Last time I wrote about autonomous trucks disrupting the business of long haul trucking. But many of you may not be aware of the similar revolution in large-scale farming: what I call UFVs (unmanned farming vehicles).
We were a little ahead of schedule on a recent Midwest road trip. Since we were near Moline, Illinois, we stopped in at the John Deere Pavilion. John Deere was a blacksmith and general repairman in the village of Grand Detour, Illinois. He also made small hand tools for farmers like pitchforks and shovels. In 1837, John Deere created a self-scouring steel plow. Prior to his plow, a farmer would have to stop his horse every few yards to remove the stuck-on rich Midwestern soil; Deere’s plow eliminated this build up and was a key factor in the migration into the American plains in the nineteenth century. Deere also did business differently: instead of building his products when they were ordered, he built up a stock so his customers could see the plow, and load it up on their wagon and take it back to the farm. For 175 years, John Deere has been making state-of-the-art farm equipment for farms of all sizes and is now the largest agriculture machinery company in the world. You have probably seen a green and yellow tractor busily mowing one of your neighbor’s lawns.
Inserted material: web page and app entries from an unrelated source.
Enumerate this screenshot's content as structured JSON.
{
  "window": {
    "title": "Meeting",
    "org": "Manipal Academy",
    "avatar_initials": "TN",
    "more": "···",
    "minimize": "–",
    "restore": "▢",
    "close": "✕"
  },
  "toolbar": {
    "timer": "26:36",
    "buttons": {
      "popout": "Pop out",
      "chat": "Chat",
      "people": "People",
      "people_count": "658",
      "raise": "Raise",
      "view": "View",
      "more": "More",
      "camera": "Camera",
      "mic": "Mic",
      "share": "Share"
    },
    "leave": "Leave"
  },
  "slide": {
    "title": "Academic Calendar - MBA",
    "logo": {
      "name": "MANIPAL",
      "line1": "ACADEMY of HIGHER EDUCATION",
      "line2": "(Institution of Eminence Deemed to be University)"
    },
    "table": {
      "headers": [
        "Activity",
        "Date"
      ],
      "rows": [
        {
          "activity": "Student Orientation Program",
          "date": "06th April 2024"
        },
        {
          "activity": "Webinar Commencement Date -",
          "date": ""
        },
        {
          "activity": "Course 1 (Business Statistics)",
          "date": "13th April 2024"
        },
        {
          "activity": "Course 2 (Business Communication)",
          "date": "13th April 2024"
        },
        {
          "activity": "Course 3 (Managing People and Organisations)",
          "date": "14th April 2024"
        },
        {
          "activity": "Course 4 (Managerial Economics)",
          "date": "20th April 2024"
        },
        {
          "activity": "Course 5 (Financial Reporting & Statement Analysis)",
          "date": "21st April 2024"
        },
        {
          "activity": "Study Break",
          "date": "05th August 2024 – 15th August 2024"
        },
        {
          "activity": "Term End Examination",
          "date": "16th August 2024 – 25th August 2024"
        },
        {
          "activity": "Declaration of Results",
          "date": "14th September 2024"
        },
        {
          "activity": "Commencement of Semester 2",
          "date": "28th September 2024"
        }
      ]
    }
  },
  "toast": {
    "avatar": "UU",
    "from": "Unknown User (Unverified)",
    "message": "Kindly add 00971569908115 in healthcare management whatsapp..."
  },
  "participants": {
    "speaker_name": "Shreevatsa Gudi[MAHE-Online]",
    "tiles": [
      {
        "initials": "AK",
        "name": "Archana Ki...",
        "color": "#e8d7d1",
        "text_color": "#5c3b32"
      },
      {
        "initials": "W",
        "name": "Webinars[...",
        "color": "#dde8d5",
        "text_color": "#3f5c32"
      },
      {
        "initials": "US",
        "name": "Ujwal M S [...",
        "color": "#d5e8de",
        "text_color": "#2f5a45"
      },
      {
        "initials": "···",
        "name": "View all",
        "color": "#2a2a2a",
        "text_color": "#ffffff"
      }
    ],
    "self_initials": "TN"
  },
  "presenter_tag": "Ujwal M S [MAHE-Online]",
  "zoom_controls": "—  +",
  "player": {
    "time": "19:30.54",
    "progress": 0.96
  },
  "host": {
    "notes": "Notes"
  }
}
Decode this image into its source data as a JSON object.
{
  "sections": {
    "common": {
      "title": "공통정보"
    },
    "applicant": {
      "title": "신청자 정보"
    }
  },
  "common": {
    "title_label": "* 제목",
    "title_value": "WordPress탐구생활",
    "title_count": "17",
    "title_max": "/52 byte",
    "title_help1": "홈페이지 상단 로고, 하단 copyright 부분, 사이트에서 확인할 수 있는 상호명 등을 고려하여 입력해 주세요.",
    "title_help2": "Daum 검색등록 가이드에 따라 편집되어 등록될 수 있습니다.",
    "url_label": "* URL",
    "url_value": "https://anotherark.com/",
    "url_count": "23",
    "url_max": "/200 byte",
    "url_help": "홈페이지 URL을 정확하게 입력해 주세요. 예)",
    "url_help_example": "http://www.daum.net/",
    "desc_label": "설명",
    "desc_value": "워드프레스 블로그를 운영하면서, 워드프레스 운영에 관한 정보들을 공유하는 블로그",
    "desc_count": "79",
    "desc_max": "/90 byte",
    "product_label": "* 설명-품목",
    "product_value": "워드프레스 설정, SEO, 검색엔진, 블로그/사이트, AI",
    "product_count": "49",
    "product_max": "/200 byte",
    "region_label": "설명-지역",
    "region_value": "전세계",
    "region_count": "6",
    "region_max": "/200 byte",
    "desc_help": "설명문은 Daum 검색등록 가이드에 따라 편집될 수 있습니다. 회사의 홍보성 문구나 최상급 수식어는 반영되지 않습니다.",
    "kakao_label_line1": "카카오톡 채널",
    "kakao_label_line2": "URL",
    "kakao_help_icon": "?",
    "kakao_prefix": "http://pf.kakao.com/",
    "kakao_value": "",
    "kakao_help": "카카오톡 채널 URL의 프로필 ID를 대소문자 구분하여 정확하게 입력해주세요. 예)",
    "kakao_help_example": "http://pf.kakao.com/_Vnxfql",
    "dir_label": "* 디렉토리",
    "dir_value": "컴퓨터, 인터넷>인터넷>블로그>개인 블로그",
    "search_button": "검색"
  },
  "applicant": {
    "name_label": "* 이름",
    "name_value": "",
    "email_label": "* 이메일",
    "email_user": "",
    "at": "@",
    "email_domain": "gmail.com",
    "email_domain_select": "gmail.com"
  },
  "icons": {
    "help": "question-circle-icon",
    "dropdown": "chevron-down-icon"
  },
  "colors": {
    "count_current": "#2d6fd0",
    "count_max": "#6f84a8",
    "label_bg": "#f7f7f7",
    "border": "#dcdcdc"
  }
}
The John Deere Pavilion we visited was for the other end of spectrum: the business or corporate farmer with more than a few hundred and up to more than 2,000 crop acres. As a point of reference, 640 acres is a square mile. For that size enterprise, a single tractor can cost about a quarter of a million dollars, with a combine coming in at over $500,000. But what you get with that today is pretty close to a UFV. With advanced GPS controls, the tractor can navigate the farm pulling cultivators and other equipment, overlapping rows by just six inches without the farmer touching any controls. The equipment will test the soil every few yards so when planting it knows exactly how much of what fertilizer to put down with the seed, significantly reducing the amount of fertilizer needed. This saves money, but more importantly reduces the environmental impact of farming by only using fertilizer where it is needed.
At harvest time, the up to forty-foot wide combine will cut the crop, again overlapping by six inches as it goes back and forth across the field. When one of its hoppers is full, it calls a tractor pulling a large wagon. The tractor runs alongside the combine and the combine unloads the full hopper into the wagon, then the tractor heads back to the storage area. All this while the combine is harvesting, and without the farmers on either vehicle touching anything.
These vehicles do not have the old metal seats of the nineteenth century tractor, or even the relatively comfortable seats of a lawn tractor. These vehicles have an air-conditioned cab, a seat that is as comfortable as any you might have in your office or even your living room, satellite radio, two touch screens to control the major activities and monitor the equipment, and a refrigerator. The equipment is designed to run 24 hours a day, with shifts of farmers on board for eight to twelve hours at a time.
This picture is of a combine with a relatively small header (the cutting and gathering attachment at the front). This one is only 22 feet wide. The orange dome on the top of the cab is the GPS unit. If you look carefully, you will see that the farmer is sitting back in the seat with his arms on the arm rests of the chair; he is doing nothing to control the combine. You might also note that the cab is level even though there is a slight slope on the ground.
Today there must be someone on board, primarily to monitor the equipment status but also for safety reasons like watching for rogue animals. The Pavilion had a prototype of a fully autonomous tractor: no cab, no seat. I expect we will see fully autonomous farm equipment working in the fields in the next couple of years. This equipment will be able to prepare, plant or harvest a large field without someone onboard. Eliminating the farmer on board saves a lot of weight and cost for the cab and environmental, safety, and manual control systems. It would also eliminate the need to have the cab held level for the comfort of the farmer.
At the John Deere Pavilion was a much smaller harvester: a rice harvester, made exclusively in China and only sold in China. I was told that was the only one of its kind that was not in China. It is designed for the smaller rice fields in China. Notice the cab is not nearly as fancy, but the design is based on the needs of the Chinese rice farmer and will enable them to increase their productivity without the hard manual work of rice harvesting.
The last word:
Why does this matter? The United Nations’ Food and Agriculture Organization believes that food production must increase by 60% to feed the expected nine billion humans who will be alive in 2050. With today’s technology, one farmer can accomplish in one day what it took six or more farmers a week to do just twenty year’s ago. See a six-minute movie on how John Deere uses big data to help farmers improve productivity here.
I think John Deere’s vision is helping. The day before we got to Moline, a farmer came in to pick up two of their big harvesters, and would be back in a week or so to pick up the other four he ordered.
We literally would starve in the US without the improvements companies like John Deere have made since a single horse pulled a single plow blade at about 2 miles per hour.
Keep your sense of humor.